Task: Find where "What data populates" occurs in the data below, and retype that line and every later line exactly.

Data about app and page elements
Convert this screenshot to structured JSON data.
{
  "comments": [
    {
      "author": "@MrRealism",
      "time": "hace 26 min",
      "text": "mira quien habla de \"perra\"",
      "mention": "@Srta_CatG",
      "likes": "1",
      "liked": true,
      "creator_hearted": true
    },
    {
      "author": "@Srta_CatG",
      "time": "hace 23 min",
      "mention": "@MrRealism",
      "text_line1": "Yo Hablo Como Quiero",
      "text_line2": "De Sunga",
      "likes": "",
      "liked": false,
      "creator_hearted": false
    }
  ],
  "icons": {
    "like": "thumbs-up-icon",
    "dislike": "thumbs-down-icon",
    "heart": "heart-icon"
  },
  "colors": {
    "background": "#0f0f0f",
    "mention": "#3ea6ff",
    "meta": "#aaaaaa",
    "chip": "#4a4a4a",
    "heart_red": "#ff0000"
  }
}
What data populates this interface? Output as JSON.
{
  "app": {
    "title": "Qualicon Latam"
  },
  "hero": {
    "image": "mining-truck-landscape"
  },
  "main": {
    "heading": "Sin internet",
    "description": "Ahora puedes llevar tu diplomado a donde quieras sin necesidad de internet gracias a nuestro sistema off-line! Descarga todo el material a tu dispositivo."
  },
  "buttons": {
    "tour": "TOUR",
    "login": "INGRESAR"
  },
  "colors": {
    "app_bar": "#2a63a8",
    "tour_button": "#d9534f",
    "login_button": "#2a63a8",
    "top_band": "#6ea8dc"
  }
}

Task result:
What data populates this interface? Output as JSON.
{
  "app": {
    "title": "Qualicon Latam"
  },
  "hero": {
    "image": "mining-truck-landscape"
  },
  "main": {
    "heading": "Sin internet",
    "description": "Ahora puedes llevar tu diplomado a donde quieras sin necesidad de internet gracias a nuestro sistema off-line! Descarga todo el material a tu dispositivo."
  },
  "buttons": {
    "tour": "TOUR",
    "login": "INGRESAR"
  },
  "colors": {
    "app_bar": "#2a63a8",
    "tour_button": "#d9534f",
    "login_button": "#2a63a8",
    "top_band": "#6ea8dc"
  }
}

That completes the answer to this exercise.